▶ What is being asked: Every record below, from the first line to the last, is to be set down again exactly.
============================================================
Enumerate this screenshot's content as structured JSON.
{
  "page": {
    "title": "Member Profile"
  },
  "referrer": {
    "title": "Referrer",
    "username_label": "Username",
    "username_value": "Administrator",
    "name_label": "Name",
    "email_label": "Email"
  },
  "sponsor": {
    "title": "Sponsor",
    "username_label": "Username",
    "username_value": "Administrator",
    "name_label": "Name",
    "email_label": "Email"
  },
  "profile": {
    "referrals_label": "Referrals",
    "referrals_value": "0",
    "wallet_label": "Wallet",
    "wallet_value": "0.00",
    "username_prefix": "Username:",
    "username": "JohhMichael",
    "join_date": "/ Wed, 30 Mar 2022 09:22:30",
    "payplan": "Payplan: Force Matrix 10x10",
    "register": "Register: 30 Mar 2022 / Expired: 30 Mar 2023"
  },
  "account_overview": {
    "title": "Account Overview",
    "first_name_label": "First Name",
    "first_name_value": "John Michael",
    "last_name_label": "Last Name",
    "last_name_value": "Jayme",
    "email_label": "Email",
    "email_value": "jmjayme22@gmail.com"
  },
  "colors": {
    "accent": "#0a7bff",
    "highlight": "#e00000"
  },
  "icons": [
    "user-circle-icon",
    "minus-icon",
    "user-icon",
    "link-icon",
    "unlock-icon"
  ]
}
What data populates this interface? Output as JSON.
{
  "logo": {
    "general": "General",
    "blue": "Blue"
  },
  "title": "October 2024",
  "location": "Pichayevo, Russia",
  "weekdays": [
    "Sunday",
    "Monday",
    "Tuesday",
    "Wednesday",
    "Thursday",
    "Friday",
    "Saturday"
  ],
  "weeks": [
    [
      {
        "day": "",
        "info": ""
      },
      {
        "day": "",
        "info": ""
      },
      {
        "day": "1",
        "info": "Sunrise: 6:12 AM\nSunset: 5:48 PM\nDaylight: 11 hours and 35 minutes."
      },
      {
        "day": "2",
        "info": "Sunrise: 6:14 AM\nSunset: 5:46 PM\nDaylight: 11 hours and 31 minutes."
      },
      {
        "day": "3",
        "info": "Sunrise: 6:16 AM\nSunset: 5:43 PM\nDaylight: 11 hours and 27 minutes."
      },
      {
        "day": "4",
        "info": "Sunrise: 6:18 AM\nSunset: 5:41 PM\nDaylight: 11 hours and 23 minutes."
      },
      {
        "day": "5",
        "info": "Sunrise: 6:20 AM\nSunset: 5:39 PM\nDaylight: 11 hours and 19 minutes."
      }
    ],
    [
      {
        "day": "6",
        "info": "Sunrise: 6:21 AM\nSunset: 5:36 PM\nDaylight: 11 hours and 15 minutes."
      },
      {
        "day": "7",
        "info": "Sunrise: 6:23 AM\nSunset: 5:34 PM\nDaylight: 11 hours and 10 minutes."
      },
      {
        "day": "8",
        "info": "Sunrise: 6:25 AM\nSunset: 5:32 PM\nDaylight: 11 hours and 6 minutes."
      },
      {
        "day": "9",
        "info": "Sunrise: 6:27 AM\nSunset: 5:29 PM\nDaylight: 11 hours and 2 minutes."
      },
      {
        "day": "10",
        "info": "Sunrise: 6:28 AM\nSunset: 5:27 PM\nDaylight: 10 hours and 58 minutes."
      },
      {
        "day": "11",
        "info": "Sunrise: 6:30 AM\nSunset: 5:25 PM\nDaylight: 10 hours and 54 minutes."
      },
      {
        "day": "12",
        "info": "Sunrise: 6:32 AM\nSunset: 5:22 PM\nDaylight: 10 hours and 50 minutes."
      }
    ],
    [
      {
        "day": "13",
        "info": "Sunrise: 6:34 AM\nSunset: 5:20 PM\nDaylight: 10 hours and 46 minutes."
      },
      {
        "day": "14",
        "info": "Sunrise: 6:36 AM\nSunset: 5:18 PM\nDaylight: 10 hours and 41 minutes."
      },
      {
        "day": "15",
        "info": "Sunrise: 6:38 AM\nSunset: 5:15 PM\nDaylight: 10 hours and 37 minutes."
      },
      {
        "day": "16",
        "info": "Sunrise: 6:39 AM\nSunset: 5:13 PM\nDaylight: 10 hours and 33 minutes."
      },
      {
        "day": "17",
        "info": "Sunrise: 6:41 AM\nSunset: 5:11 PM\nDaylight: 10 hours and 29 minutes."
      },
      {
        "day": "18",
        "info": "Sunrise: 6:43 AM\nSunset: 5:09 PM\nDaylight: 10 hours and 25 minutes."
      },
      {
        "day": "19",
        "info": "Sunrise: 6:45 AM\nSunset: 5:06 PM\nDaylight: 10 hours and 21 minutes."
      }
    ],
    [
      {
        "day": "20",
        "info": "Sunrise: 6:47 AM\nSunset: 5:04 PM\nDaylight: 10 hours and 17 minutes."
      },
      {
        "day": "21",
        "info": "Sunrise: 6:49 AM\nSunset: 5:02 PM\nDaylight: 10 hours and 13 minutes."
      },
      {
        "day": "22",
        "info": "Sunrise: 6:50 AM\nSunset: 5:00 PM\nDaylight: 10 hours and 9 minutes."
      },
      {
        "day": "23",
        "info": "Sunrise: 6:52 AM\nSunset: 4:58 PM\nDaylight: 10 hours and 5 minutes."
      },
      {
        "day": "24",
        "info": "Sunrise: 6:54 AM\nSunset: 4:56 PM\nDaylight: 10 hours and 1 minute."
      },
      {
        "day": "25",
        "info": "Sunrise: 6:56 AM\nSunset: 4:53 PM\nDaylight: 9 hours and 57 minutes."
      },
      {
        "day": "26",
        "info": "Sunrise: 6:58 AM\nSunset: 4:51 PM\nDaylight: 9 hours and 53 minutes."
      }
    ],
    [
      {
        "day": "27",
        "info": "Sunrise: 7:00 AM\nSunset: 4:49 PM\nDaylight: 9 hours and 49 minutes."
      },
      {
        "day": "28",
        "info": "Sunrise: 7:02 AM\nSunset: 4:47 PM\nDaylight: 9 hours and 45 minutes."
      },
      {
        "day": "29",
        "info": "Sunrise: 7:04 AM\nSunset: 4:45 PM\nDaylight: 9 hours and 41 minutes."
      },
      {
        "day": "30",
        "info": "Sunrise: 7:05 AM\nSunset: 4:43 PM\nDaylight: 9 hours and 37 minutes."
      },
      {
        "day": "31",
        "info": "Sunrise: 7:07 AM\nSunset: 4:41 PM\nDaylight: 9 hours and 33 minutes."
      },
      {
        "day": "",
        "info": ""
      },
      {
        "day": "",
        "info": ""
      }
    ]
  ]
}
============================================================
▶ Your solution:
Enumerate this screenshot's content as structured JSON.
{
  "page": {
    "title": "Member Profile"
  },
  "referrer": {
    "title": "Referrer",
    "username_label": "Username",
    "username_value": "Administrator",
    "name_label": "Name",
    "email_label": "Email"
  },
  "sponsor": {
    "title": "Sponsor",
    "username_label": "Username",
    "username_value": "Administrator",
    "name_label": "Name",
    "email_label": "Email"
  },
  "profile": {
    "referrals_label": "Referrals",
    "referrals_value": "0",
    "wallet_label": "Wallet",
    "wallet_value": "0.00",
    "username_prefix": "Username:",
    "username": "JohhMichael",
    "join_date": "/ Wed, 30 Mar 2022 09:22:30",
    "payplan": "Payplan: Force Matrix 10x10",
    "register": "Register: 30 Mar 2022 / Expired: 30 Mar 2023"
  },
  "account_overview": {
    "title": "Account Overview",
    "first_name_label": "First Name",
    "first_name_value": "John Michael",
    "last_name_label": "Last Name",
    "last_name_value": "Jayme",
    "email_label": "Email",
    "email_value": "jmjayme22@gmail.com"
  },
  "colors": {
    "accent": "#0a7bff",
    "highlight": "#e00000"
  },
  "icons": [
    "user-circle-icon",
    "minus-icon",
    "user-icon",
    "link-icon",
    "unlock-icon"
  ]
}
What data populates this interface? Output as JSON.
{
  "logo": {
    "general": "General",
    "blue": "Blue"
  },
  "title": "October 2024",
  "location": "Pichayevo, Russia",
  "weekdays": [
    "Sunday",
    "Monday",
    "Tuesday",
    "Wednesday",
    "Thursday",
    "Friday",
    "Saturday"
  ],
  "weeks": [
    [
      {
        "day": "",
        "info": ""
      },
      {
        "day": "",
        "info": ""
      },
      {
        "day": "1",
        "info": "Sunrise: 6:12 AM\nSunset: 5:48 PM\nDaylight: 11 hours and 35 minutes."
      },
      {
        "day": "2",
        "info": "Sunrise: 6:14 AM\nSunset: 5:46 PM\nDaylight: 11 hours and 31 minutes."
      },
      {
        "day": "3",
        "info": "Sunrise: 6:16 AM\nSunset: 5:43 PM\nDaylight: 11 hours and 27 minutes."
      },
      {
        "day": "4",
        "info": "Sunrise: 6:18 AM\nSunset: 5:41 PM\nDaylight: 11 hours and 23 minutes."
      },
      {
        "day": "5",
        "info": "Sunrise: 6:20 AM\nSunset: 5:39 PM\nDaylight: 11 hours and 19 minutes."
      }
    ],
    [
      {
        "day": "6",
        "info": "Sunrise: 6:21 AM\nSunset: 5:36 PM\nDaylight: 11 hours and 15 minutes."
      },
      {
        "day": "7",
        "info": "Sunrise: 6:23 AM\nSunset: 5:34 PM\nDaylight: 11 hours and 10 minutes."
      },
      {
        "day": "8",
        "info": "Sunrise: 6:25 AM\nSunset: 5:32 PM\nDaylight: 11 hours and 6 minutes."
      },
      {
        "day": "9",
        "info": "Sunrise: 6:27 AM\nSunset: 5:29 PM\nDaylight: 11 hours and 2 minutes."
      },
      {
        "day": "10",
        "info": "Sunrise: 6:28 AM\nSunset: 5:27 PM\nDaylight: 10 hours and 58 minutes."
      },
      {
        "day": "11",
        "info": "Sunrise: 6:30 AM\nSunset: 5:25 PM\nDaylight: 10 hours and 54 minutes."
      },
      {
        "day": "12",
        "info": "Sunrise: 6:32 AM\nSunset: 5:22 PM\nDaylight: 10 hours and 50 minutes."
      }
    ],
    [
      {
        "day": "13",
        "info": "Sunrise: 6:34 AM\nSunset: 5:20 PM\nDaylight: 10 hours and 46 minutes."
      },
      {
        "day": "14",
        "info": "Sunrise: 6:36 AM\nSunset: 5:18 PM\nDaylight: 10 hours and 41 minutes."
      },
      {
        "day": "15",
        "info": "Sunrise: 6:38 AM\nSunset: 5:15 PM\nDaylight: 10 hours and 37 minutes."
      },
      {
        "day": "16",
        "info": "Sunrise: 6:39 AM\nSunset: 5:13 PM\nDaylight: 10 hours and 33 minutes."
      },
      {
        "day": "17",
        "info": "Sunrise: 6:41 AM\nSunset: 5:11 PM\nDaylight: 10 hours and 29 minutes."
      },
      {
        "day": "18",
        "info": "Sunrise: 6:43 AM\nSunset: 5:09 PM\nDaylight: 10 hours and 25 minutes."
      },
      {
        "day": "19",
        "info": "Sunrise: 6:45 AM\nSunset: 5:06 PM\nDaylight: 10 hours and 21 minutes."
      }
    ],
    [
      {
        "day": "20",
        "info": "Sunrise: 6:47 AM\nSunset: 5:04 PM\nDaylight: 10 hours and 17 minutes."
      },
      {
        "day": "21",
        "info": "Sunrise: 6:49 AM\nSunset: 5:02 PM\nDaylight: 10 hours and 13 minutes."
      },
      {
        "day": "22",
        "info": "Sunrise: 6:50 AM\nSunset: 5:00 PM\nDaylight: 10 hours and 9 minutes."
      },
      {
        "day": "23",
        "info": "Sunrise: 6:52 AM\nSunset: 4:58 PM\nDaylight: 10 hours and 5 minutes."
      },
      {
        "day": "24",
        "info": "Sunrise: 6:54 AM\nSunset: 4:56 PM\nDaylight: 10 hours and 1 minute."
      },
      {
        "day": "25",
        "info": "Sunrise: 6:56 AM\nSunset: 4:53 PM\nDaylight: 9 hours and 57 minutes."
      },
      {
        "day": "26",
        "info": "Sunrise: 6:58 AM\nSunset: 4:51 PM\nDaylight: 9 hours and 53 minutes."
      }
    ],
    [
      {
        "day": "27",
        "info": "Sunrise: 7:00 AM\nSunset: 4:49 PM\nDaylight: 9 hours and 49 minutes."
      },
      {
        "day": "28",
        "info": "Sunrise: 7:02 AM\nSunset: 4:47 PM\nDaylight: 9 hours and 45 minutes."
      },
      {
        "day": "29",
        "info": "Sunrise: 7:04 AM\nSunset: 4:45 PM\nDaylight: 9 hours and 41 minutes."
      },
      {
        "day": "30",
        "info": "Sunrise: 7:05 AM\nSunset: 4:43 PM\nDaylight: 9 hours and 37 minutes."
      },
      {
        "day": "31",
        "info": "Sunrise: 7:07 AM\nSunset: 4:41 PM\nDaylight: 9 hours and 33 minutes."
      },
      {
        "day": "",
        "info": ""
      },
      {
        "day": "",
        "info": ""
      }
    ]
  ]
}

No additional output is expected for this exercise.